  • Supports biomedical informatics and data science services across research, clinical, and operational entities to shorten the path from data to insight

To support these initiatives, SAS created the award-winning, scalable, and dynamic Biomedical Research Informatics Computing System (BRICS, http://brics.cit.nih.gov) as a comprehensive, and customizable bioinformatics system designed to support and accelerate clinical research. This modular, web-based system makes the performance of research studies and clinical trials faster, efficient and more collaborative. Effective sharing of data is a fundamental goal in this new era of data informatics. Such informatics advances create both technical and political challenges to efficiently and effectively use biomedical resources. Designed to be initially un-branded and not associated with a particular disease, BRICS has been used so far to support multiple neurobiological studies across several institutes at NIH.
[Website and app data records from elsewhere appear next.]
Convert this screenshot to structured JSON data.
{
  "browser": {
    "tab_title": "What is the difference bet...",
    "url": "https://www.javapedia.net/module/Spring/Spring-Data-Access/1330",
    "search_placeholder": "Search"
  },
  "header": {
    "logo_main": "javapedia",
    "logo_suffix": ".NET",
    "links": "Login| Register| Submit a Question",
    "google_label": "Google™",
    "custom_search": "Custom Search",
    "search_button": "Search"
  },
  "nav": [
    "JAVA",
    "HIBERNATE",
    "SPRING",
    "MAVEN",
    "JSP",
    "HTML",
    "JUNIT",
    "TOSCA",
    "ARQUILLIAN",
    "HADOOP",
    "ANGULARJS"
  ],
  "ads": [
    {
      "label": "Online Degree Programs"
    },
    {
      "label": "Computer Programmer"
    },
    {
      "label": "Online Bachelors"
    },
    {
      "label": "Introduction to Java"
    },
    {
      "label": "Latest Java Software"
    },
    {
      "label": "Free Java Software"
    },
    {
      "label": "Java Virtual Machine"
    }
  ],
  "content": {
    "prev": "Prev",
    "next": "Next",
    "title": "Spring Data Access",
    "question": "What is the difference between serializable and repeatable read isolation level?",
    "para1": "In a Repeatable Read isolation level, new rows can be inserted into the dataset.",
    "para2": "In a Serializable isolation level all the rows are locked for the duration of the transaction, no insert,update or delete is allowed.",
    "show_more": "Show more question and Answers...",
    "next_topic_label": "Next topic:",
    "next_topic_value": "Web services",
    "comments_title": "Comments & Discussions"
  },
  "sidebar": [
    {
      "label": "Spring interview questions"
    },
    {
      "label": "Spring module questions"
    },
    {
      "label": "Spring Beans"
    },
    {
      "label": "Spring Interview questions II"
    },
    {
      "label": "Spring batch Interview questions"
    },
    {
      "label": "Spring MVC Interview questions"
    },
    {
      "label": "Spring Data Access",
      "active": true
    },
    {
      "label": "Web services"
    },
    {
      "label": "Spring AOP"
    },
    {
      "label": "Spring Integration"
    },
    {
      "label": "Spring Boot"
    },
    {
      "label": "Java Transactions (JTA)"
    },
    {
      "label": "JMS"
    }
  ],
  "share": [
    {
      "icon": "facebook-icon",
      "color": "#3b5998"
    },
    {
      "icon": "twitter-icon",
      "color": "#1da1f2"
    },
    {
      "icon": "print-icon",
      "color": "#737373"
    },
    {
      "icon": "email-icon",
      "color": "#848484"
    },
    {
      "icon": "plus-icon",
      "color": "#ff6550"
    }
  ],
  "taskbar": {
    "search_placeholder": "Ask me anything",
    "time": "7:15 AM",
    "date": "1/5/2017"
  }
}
In addition, to advance and empower scientific imaging research in the NIH intramural program, SAS has created and continues to enhance a sophisticated open source, platform-independent, n-dimensional, extensible image processing and visualization application. This application, MIPAV (Medical Image Processing Analysis and Visualization, http://mipav.cit.nih.gov), enables quantitative analysis and visualization of biomedical imaging modalities (from micro to macro) and is used by researchers at NIH and around the world. It’s open source and therefore freely available and has been downloaded over 90,000 times by researchers throughout the world.